_What to do:_ Say how many lines of the records include the string "bottom". Nothing else belongs in the answer.

───

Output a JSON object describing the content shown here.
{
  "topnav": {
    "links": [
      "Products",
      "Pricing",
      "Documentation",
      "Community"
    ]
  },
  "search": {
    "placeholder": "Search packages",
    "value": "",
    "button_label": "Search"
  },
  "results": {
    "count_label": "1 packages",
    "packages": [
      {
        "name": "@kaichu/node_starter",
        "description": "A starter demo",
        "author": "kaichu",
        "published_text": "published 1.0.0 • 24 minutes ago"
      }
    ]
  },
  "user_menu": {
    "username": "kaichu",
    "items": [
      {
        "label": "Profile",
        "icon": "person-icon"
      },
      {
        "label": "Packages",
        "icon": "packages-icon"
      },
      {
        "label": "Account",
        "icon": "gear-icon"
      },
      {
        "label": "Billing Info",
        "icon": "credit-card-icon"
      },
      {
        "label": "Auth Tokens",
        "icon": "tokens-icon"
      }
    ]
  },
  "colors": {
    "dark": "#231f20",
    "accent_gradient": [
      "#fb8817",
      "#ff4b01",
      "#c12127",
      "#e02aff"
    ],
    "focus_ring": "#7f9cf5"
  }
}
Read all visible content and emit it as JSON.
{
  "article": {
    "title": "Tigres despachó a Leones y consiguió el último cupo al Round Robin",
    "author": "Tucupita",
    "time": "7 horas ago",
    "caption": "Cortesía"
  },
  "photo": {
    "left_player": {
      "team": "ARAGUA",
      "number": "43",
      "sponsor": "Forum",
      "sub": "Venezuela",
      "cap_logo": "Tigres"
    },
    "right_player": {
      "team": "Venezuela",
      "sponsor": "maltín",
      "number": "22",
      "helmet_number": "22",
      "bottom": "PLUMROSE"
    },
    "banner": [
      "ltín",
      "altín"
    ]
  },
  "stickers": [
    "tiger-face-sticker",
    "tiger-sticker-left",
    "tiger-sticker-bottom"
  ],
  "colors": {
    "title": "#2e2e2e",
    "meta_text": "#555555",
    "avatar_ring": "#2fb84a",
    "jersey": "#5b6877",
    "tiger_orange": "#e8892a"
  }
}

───

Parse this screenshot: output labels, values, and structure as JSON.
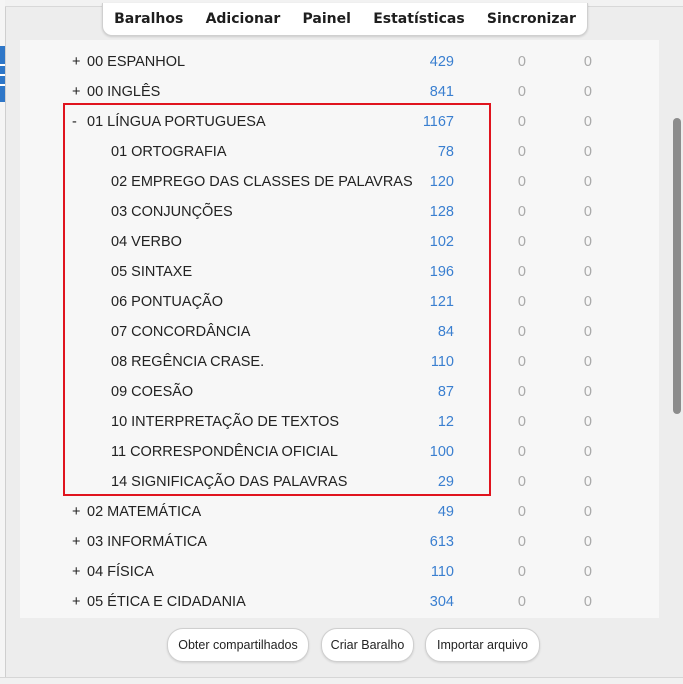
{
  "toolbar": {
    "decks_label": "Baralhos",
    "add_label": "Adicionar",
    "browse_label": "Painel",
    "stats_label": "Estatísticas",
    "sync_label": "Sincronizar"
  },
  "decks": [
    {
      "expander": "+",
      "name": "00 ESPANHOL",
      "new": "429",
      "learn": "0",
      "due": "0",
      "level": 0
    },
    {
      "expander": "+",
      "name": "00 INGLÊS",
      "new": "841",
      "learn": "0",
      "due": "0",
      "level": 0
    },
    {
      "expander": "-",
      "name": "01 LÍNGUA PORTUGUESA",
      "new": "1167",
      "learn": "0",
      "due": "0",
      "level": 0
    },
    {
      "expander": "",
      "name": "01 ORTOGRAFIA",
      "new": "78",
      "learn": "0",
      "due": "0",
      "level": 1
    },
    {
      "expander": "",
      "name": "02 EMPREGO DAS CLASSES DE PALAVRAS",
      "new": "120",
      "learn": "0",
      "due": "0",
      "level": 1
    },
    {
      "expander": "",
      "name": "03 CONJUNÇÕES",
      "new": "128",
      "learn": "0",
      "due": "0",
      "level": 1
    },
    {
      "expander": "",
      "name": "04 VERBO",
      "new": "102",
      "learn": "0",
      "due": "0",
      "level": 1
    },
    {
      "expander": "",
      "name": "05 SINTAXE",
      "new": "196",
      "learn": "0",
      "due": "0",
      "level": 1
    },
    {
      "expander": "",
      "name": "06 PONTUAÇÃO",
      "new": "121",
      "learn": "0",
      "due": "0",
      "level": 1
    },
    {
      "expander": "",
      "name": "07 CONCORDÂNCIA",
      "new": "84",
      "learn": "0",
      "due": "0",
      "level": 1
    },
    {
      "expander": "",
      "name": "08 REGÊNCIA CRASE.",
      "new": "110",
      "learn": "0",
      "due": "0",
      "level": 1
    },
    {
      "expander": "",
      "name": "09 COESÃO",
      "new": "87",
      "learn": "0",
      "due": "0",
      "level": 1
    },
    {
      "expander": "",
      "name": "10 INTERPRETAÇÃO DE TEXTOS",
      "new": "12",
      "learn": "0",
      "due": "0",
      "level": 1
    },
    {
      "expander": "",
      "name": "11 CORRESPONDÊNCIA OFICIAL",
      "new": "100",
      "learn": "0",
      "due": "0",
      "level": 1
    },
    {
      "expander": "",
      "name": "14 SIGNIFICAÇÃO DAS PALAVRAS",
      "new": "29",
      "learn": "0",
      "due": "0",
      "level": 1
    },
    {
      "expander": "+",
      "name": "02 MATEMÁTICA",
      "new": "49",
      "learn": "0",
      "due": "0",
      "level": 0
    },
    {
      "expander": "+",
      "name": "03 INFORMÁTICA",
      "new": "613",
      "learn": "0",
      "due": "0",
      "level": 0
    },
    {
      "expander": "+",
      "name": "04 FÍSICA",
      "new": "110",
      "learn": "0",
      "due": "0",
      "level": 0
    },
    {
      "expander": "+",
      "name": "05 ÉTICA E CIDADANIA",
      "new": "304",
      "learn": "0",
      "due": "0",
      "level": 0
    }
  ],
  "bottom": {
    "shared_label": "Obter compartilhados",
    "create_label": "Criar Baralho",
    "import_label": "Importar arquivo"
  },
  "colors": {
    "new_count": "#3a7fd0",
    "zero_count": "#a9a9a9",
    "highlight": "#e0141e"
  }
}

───

_Result of this task:_ 3